The brunt of our insulation was conventional foam, sprayed in between new wall studs set away from the existing brick walls and on the underside of the roof sheathing. The four inches of foam between the studs gave us an R25 wall and R40 roof. The windows were all double-glazed wood framed units from Marvin.
As for the home's systems, we installed in-floor heating between floor joists, an unconventional practice thought to be unable to properly heat a home. But with a house this efficient, even the most subtle changes in temperature (like the gradual heat of in-floor heating) make a difference to the space. Besides our in-floor heating, a tiny combination boiler and an air conditioning system by Fujitsu, also known as a "ductless mini split", is all this space needs.
We tied our air source heat pump (ASHP) by Fujitsu, also known as a ductless mini split, into our HRV Ductwork, thus creating a fully ducted, ductless mini-split. This allows for consistent heating and cooling throughout the house, regardless of whether or not a mini-split head (which sucks up hot air and replaces it with air chilled by coolant run from an outdoor condenser) is installed in the room.

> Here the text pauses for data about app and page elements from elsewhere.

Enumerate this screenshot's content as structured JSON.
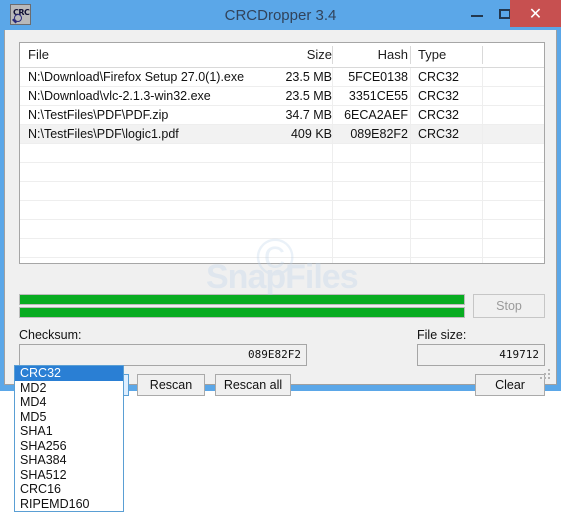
{
  "window": {
    "title": "CRCDropper 3.4",
    "icon_name": "crc-app-icon",
    "icon_text": "CRC",
    "controls": {
      "minimize": "–",
      "maximize": "□",
      "close": "✕"
    },
    "accent_color": "#5ba7e8",
    "close_color": "#c75050"
  },
  "file_list": {
    "columns": [
      "File",
      "Size",
      "Hash",
      "Type"
    ],
    "rows": [
      {
        "file": "N:\\Download\\Firefox Setup 27.0(1).exe",
        "size": "23.5 MB",
        "hash": "5FCE0138",
        "type": "CRC32",
        "selected": false
      },
      {
        "file": "N:\\Download\\vlc-2.1.3-win32.exe",
        "size": "23.5 MB",
        "hash": "3351CE55",
        "type": "CRC32",
        "selected": false
      },
      {
        "file": "N:\\TestFiles\\PDF\\PDF.zip",
        "size": "34.7 MB",
        "hash": "6ECA2AEF",
        "type": "CRC32",
        "selected": false
      },
      {
        "file": "N:\\TestFiles\\PDF\\logic1.pdf",
        "size": "409 KB",
        "hash": "089E82F2",
        "type": "CRC32",
        "selected": true
      }
    ],
    "empty_row_count": 10
  },
  "progress": {
    "file_percent": 100,
    "total_percent": 100,
    "fill_color": "#08ac21"
  },
  "buttons": {
    "stop": "Stop",
    "stop_enabled": false,
    "rescan": "Rescan",
    "rescan_all": "Rescan all",
    "clear": "Clear"
  },
  "checksum": {
    "label": "Checksum:",
    "value": "089E82F2"
  },
  "file_size": {
    "label": "File size:",
    "value": "419712"
  },
  "algorithm": {
    "selected": "CRC32",
    "chevron": "⌄",
    "options": [
      "CRC32",
      "MD2",
      "MD4",
      "MD5",
      "SHA1",
      "SHA256",
      "SHA384",
      "SHA512",
      "CRC16",
      "RIPEMD160"
    ],
    "expanded": true
  },
  "watermark": {
    "symbol": "©",
    "text": "SnapFiles"
  }
}
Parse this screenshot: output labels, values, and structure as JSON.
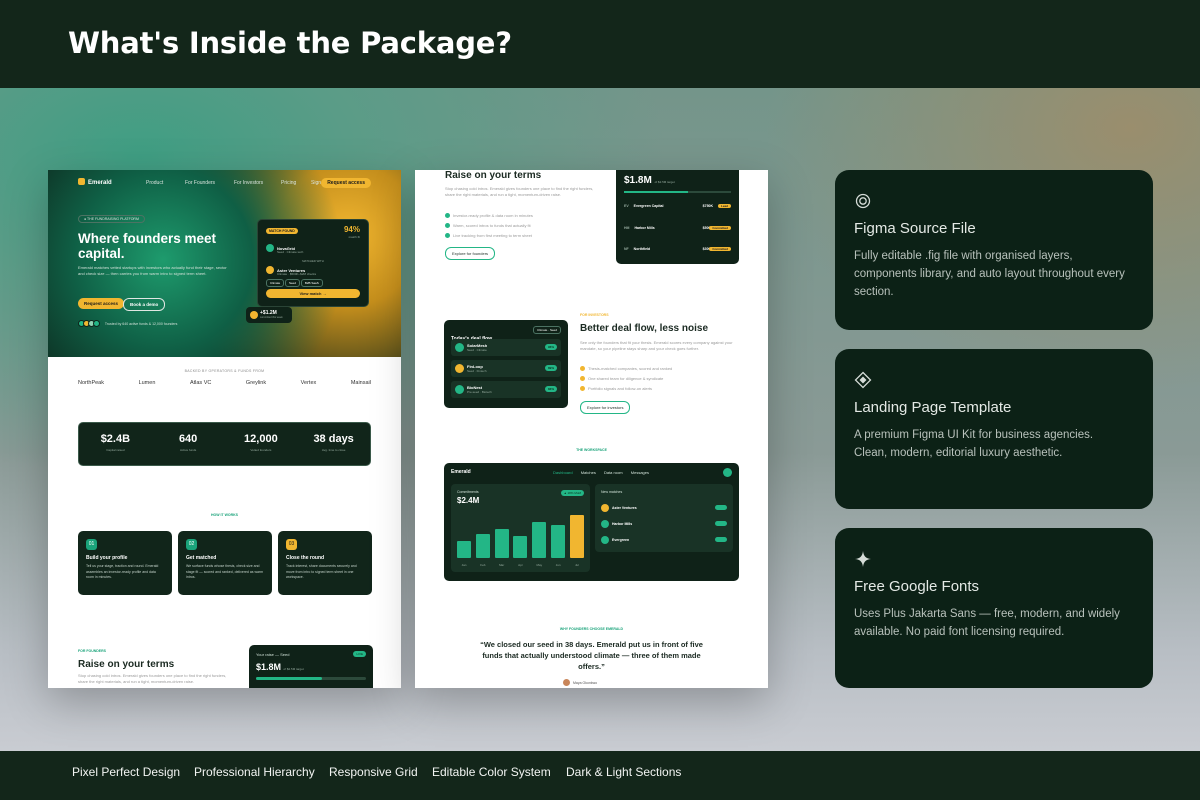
{
  "header": {
    "title": "What's Inside the Package?"
  },
  "landing": {
    "brand": "Emerald",
    "nav": [
      "Product",
      "For Founders",
      "For Investors",
      "Pricing",
      "Sign in"
    ],
    "nav_cta": "Request access",
    "pill": "● THE FUNDRAISING PLATFORM",
    "hero_title": "Where founders meet capital.",
    "hero_sub": "Emerald matches vetted startups with investors who actually fund their stage, sector and check size — then carries you from warm intro to signed term sheet.",
    "primary_cta": "Request access",
    "secondary_cta": "Book a demo",
    "trust": "Trusted by 640 active funds & 12,000 founders",
    "match_card": {
      "tag": "MATCH FOUND",
      "pct": "94%",
      "pct_label": "match fit",
      "company": "NovaGrid",
      "company_sub": "Seed · Climate tech",
      "matched_with": "MATCHED WITH",
      "investor": "Aster Ventures",
      "investor_sub": "Climate · $500K–$2M checks",
      "tags": [
        "Climate",
        "Seed",
        "B2B SaaS"
      ],
      "view": "View match →"
    },
    "raised_chip": {
      "amount": "+$1.2M",
      "label": "committed this week"
    },
    "backed_label": "BACKED BY OPERATORS & FUNDS FROM",
    "logos": [
      "NorthPeak",
      "Lumen",
      "Atlas VC",
      "Greylink",
      "Vertex",
      "Mainsail"
    ],
    "stats": [
      {
        "value": "$2.4B",
        "label": "Capital raised"
      },
      {
        "value": "640",
        "label": "Active funds"
      },
      {
        "value": "12,000",
        "label": "Vetted founders"
      },
      {
        "value": "38 days",
        "label": "Avg. time to close"
      }
    ],
    "how_label": "HOW IT WORKS",
    "steps": [
      {
        "num": "01",
        "title": "Build your profile",
        "text": "Tell us your stage, traction and round. Emerald assembles an investor-ready profile and data room in minutes."
      },
      {
        "num": "02",
        "title": "Get matched",
        "text": "We surface funds whose thesis, check size and stage fit — scored and ranked, delivered as warm intros."
      },
      {
        "num": "03",
        "title": "Close the round",
        "text": "Track interest, share documents securely and move from intro to signed term sheet in one workspace."
      }
    ],
    "founders_label": "FOR FOUNDERS",
    "raise_title": "Raise on your terms",
    "raise_text": "Stop chasing cold intros. Emerald gives founders one place to find the right funders, share the right materials, and run a tight, momentum-driven raise.",
    "mini_card": {
      "title": "Your raise — Seed",
      "tag": "LIVE",
      "amount": "$1.8M",
      "amount_sub": "of $2.5M target"
    }
  },
  "landing2": {
    "raise_title": "Raise on your terms",
    "raise_text": "Stop chasing cold intros. Emerald gives founders one place to find the right funders, share the right materials, and run a tight, momentum-driven raise.",
    "checks": [
      "Investor-ready profile & data room in minutes",
      "Warm, scored intros to funds that actually fit",
      "Live tracking from first meeting to term sheet"
    ],
    "founders_btn": "Explore for founders",
    "summary": {
      "amount": "$1.8M",
      "amount_sub": "of $2.5M target",
      "rows": [
        {
          "initials": "EV",
          "name": "Evergreen Capital",
          "value": "$750K",
          "status": "Lead"
        },
        {
          "initials": "HM",
          "name": "Harbor Mills",
          "value": "$500K",
          "status": "Committed"
        },
        {
          "initials": "NF",
          "name": "Northfield",
          "value": "$300K",
          "status": "Committed"
        }
      ]
    },
    "investors_label": "FOR INVESTORS",
    "deal_title": "Better deal flow, less noise",
    "deal_text": "See only the founders that fit your thesis. Emerald scores every company against your mandate, so your pipeline stays sharp and your check goes further.",
    "deal_checks": [
      "Thesis-matched companies, scored and ranked",
      "One shared team for diligence & syndicate",
      "Portfolio signals and follow-on alerts"
    ],
    "investors_btn": "Explore for investors",
    "deal_card": {
      "title": "Today's deal flow",
      "filter": "Climate · Seed",
      "rows": [
        {
          "initials": "SM",
          "name": "SolarMesh",
          "sub": "Seed · Climate",
          "score": "96%"
        },
        {
          "initials": "FL",
          "name": "FinLoop",
          "sub": "Seed · Fintech",
          "score": "89%"
        },
        {
          "initials": "BN",
          "name": "BioNest",
          "sub": "Pre-seed · Biotech",
          "score": "83%"
        }
      ]
    },
    "workspace_label": "THE WORKSPACE",
    "dash": {
      "brand": "Emerald",
      "tabs": [
        "Dashboard",
        "Matches",
        "Data room",
        "Messages"
      ],
      "commit_label": "Commitments",
      "commit_value": "$2.4M",
      "commit_up": "▲ 18% MoM",
      "bars": [
        0.36,
        0.5,
        0.6,
        0.46,
        0.76,
        0.68,
        0.9
      ],
      "months": [
        "Jan",
        "Feb",
        "Mar",
        "Apr",
        "May",
        "Jun",
        "Jul"
      ],
      "matches_label": "New matches",
      "matches": [
        "Aster Ventures",
        "Harbor Mills",
        "Evergreen"
      ]
    },
    "why_label": "WHY FOUNDERS CHOOSE EMERALD",
    "quote": "“We closed our seed in 38 days. Emerald put us in front of five funds that actually understood climate — three of them made offers.”",
    "quote_author": "Maya Okonkwo"
  },
  "features": [
    {
      "icon": "target-icon",
      "title": "Figma Source File",
      "text": "Fully editable .fig file with organised layers, components library, and auto layout throughout every section."
    },
    {
      "icon": "diamond-icon",
      "title": "Landing Page Template",
      "text": "A premium Figma UI Kit for business agencies. Clean, modern, editorial luxury aesthetic."
    },
    {
      "icon": "sparkle-icon",
      "title": "Free Google Fonts",
      "text": "Uses Plus Jakarta Sans — free, modern, and widely available. No paid font licensing required."
    }
  ],
  "footer": [
    "Pixel Perfect Design",
    "Professional Hierarchy",
    "Responsive Grid",
    "Editable Color System",
    "Dark & Light Sections"
  ]
}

The finished product boasts a 71% reduction in Annual Heat Loss, an 81% reduction in space heating, and an EnerGuide rating of 76, even without any basement renovations.  Once the basement is finished, we expect a score in the 80s. The final air leakage rate sits at 4.45ACH@Pa, a huge difference from the pre-renovation 14.31 ACH@Pa!
Finally, the new renovation boasts a near 15-tonne reduction in annual greenhouse gas emissions - that's equivalent to what 5 Honda Civics combined produce in one year!
Our clients have fully moved in and the house reflects the family's warmth and charm. The playroom and music room is filled with instruments, art supplies, and toys, and the front and back patios are beginning to take shape in time for the family's first summer in the new reno. We're so happy to see this project off. It's time for us to step back and let the family begin to make memories in their new Solares home!
Bickford Park